One day someone arrived at the office, and said she had an appointment at 10h00. N checked the counselling appointment book and saw no booking for 10h00. The consummate professional, she smiled at the new arrival, asked her to take a seat and proceeded to run through the offices and whip up a volunteer counsellor to see the awaiting client.

She found a counsellor who was available, made sure the counselling room was tidy, and told the client her counsellor was on her way. The counsellor came through, introduced herself and off the two of them went into the counselling room and shut the door behind them. Five minutes later, the two of them emerged with much hilarity; the appointment the client had come to the office for was a job interview with the Executive Director!

N and I laughed like drains as we imagined what went on in the counselling room, with the so-called client not able to talk about her job experience because she kept being asked how she was feeling. How funny.

One of my direct reports was the administration manager, G: divine, well-spoken, nattily-dressed, eloquent and the most gentlemanly gentleman you can imagine. He led a team of four staff members, and they had regular team meetings. Occasionally he would invite me to join them, and it was fun to be included.

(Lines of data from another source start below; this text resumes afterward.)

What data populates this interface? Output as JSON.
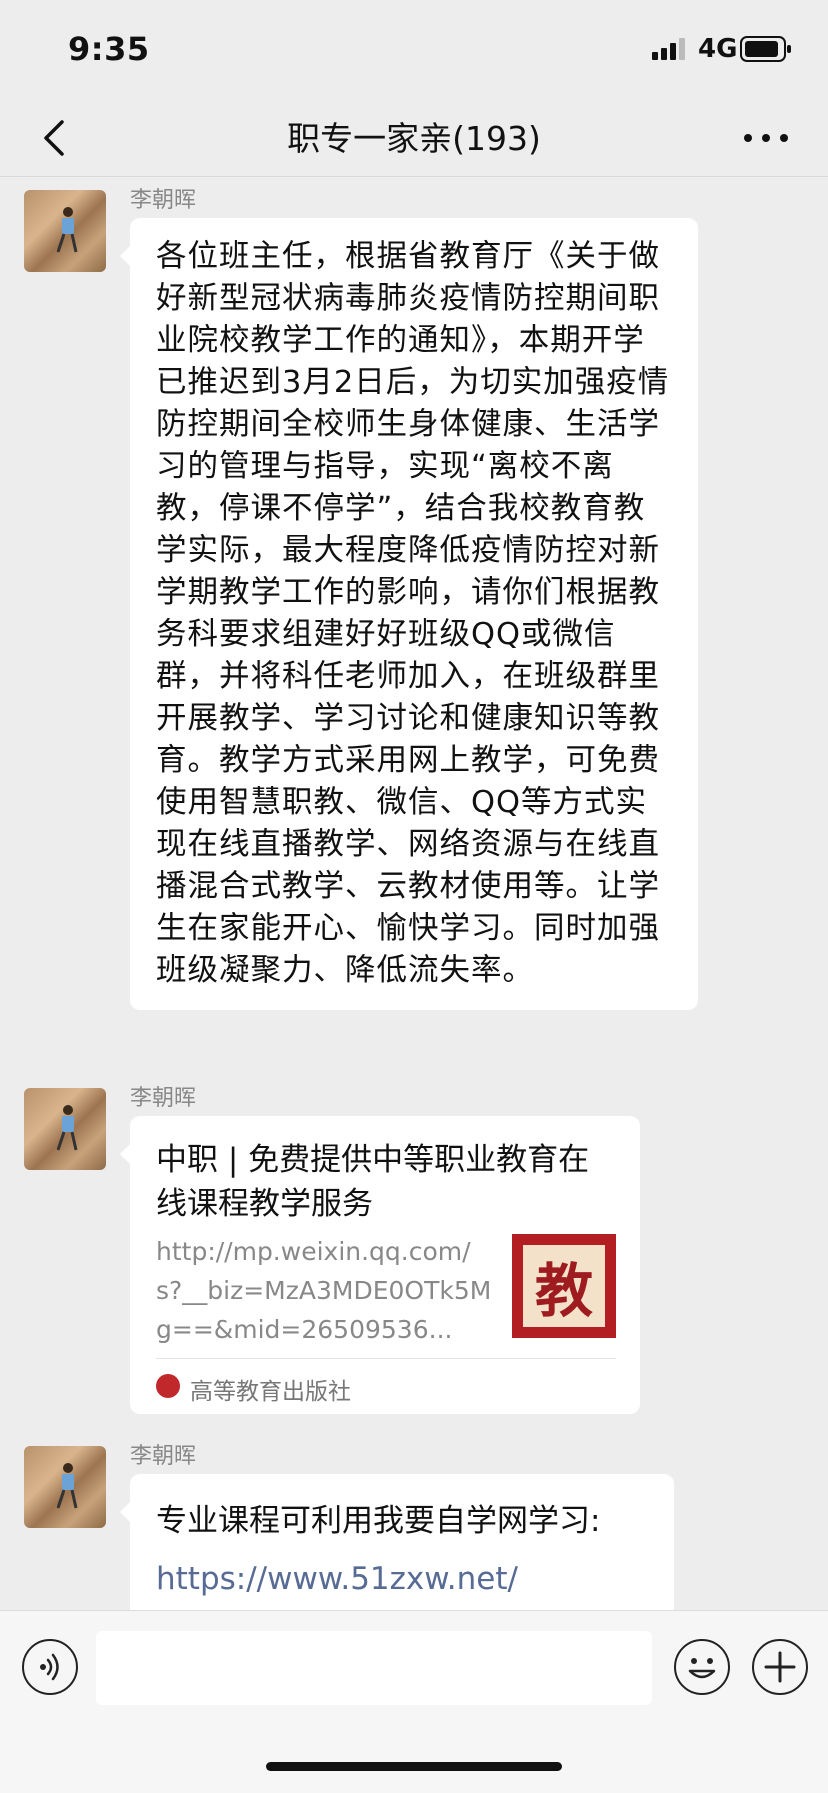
{
  "status_bar": {
    "time": "9:35",
    "network": "4G"
  },
  "nav": {
    "title": "职专一家亲(193)"
  },
  "messages": [
    {
      "sender": "李朝晖",
      "text": "各位班主任，根据省教育厅《关于做好新型冠状病毒肺炎疫情防控期间职业院校教学工作的通知》，本期开学已推迟到3月2日后，为切实加强疫情防控期间全校师生身体健康、生活学习的管理与指导，实现“离校不离教，停课不停学”，结合我校教育教学实际，最大程度降低疫情防控对新学期教学工作的影响，请你们根据教务科要求组建好好班级QQ或微信群，并将科任老师加入，在班级群里开展教学、学习讨论和健康知识等教育。教学方式采用网上教学，可免费使用智慧职教、微信、QQ等方式实现在线直播教学、网络资源与在线直播混合式教学、云教材使用等。让学生在家能开心、愉快学习。同时加强班级凝聚力、降低流失率。"
    },
    {
      "sender": "李朝晖",
      "link_title": "中职 | 免费提供中等职业教育在线课程教学服务",
      "link_url": "http://mp.weixin.qq.com/s?__biz=MzA3MDE0OTk5Mg==&mid=26509536...",
      "thumb_char": "教",
      "source": "高等教育出版社"
    },
    {
      "sender": "李朝晖",
      "text": "专业课程可利用我要自学网学习:",
      "url": "https://www.51zxw.net/"
    }
  ],
  "icons": [
    "back-icon",
    "more-icon",
    "voice-icon",
    "emoji-icon",
    "plus-icon"
  ]
}
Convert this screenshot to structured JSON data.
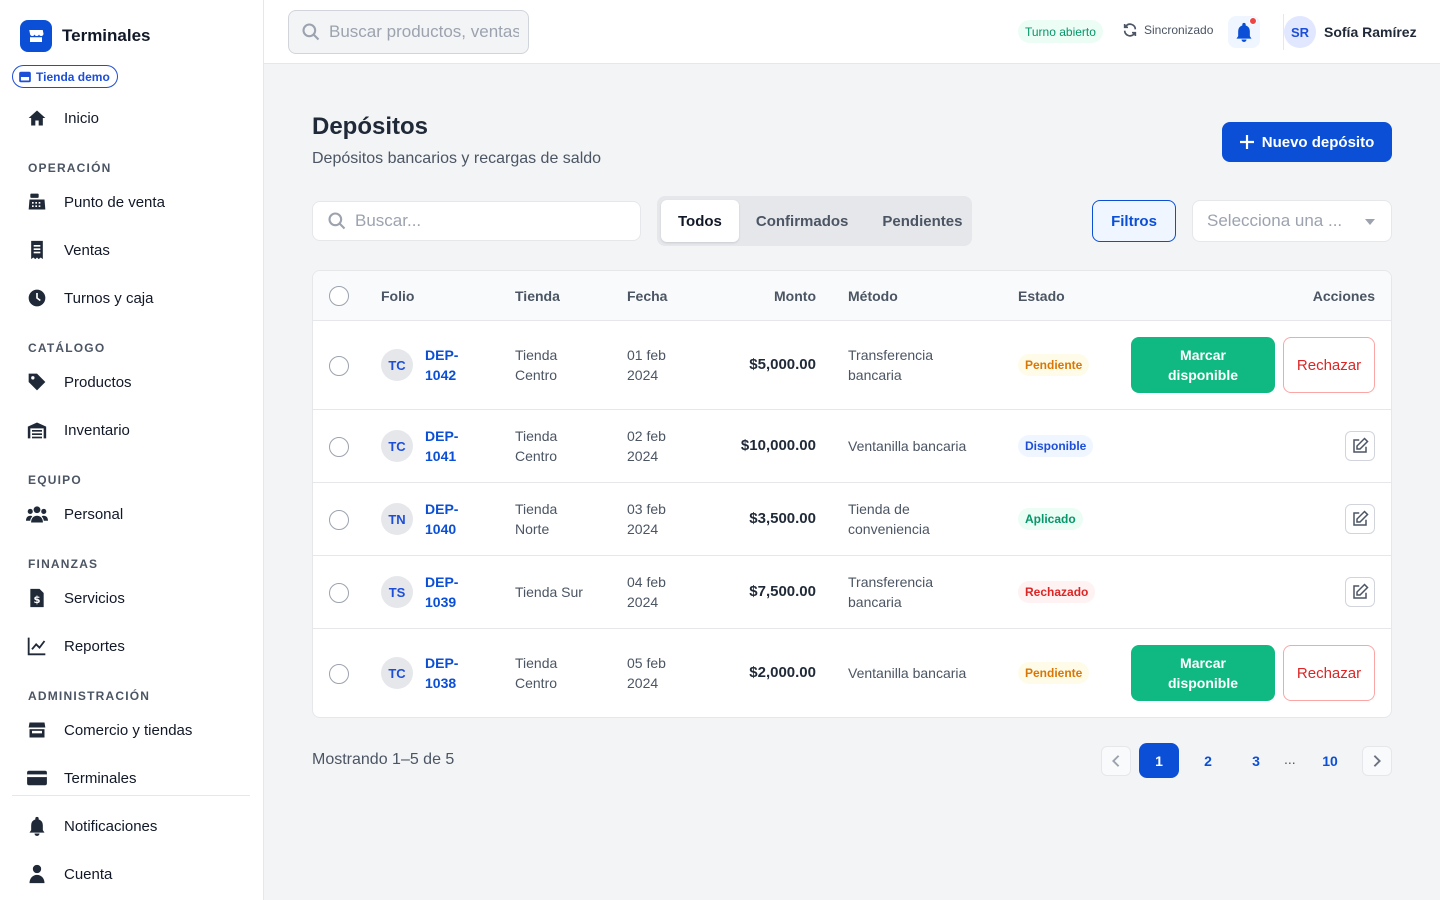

One of the team was D, the handyman. He was a constantly recovering alcoholic who worked like a Trojan when he was present. But he often went missing. We all loved him, and he was a central character in our offices. However, he had no time for meetings.

The first time I was invited to join the team meeting, someone asked if D would be there. At that moment, D walked past the meeting room and G asked if he was going to join them.

D didn’t break stride. He flung his left arm in the air and said,

“Ag, daai’s ‘n klomp k*k!” (That’s just a crock of s**t!)

I guess he wasn’t going to join us.

The meeting began. G, ever formal and eloquent, welcomed everyone, made a special mention of the visitor (me) and asked if anyone would like to open the meeting by sharing something.

“Feel free to speak, if you have something to share,” he said.

N, along with many of us, often battled to understand what G was saying because he usually used really formal language and long words (thanks to his prior career in the diplomatic corps). She was leaning heavily on the desk, her elbow only just stopping her face from hitting the desk. She looked at G with incredulity, she frowned, she wrinkled her nose, and then said,

“About what?”

Moving on swiftly then.

G read an excerpt from a book of inspirational sayings, quoting Mother Theresa. It flew right over the head of everyone present, and N continued to look at G with that expression of WTF (Why The Funny-Sayings)?

G worked us through the agenda and, after about half an hour, was ready to draw the meeting to a close. He invited any closing comments. N stood up and cleared her throat, then clicked her tongue on the roof of her mouth.

“I would like to say something please.”

G welcomed her to go ahead.

“I think we should always have Nomalanga with us at these meetings. [Nomalanga is my Xhosa name, and it means Sunshine. She meant me.] Because why? Because it’s so nice having her here; it feels like we have someone here from overseas.”

She sat down, G thanked her for her input and said he would give it some thought, and the meeting closed. I’m so glad I write a blog, because this was always so going to be in it.

Sunshine signing off for today, from overseas!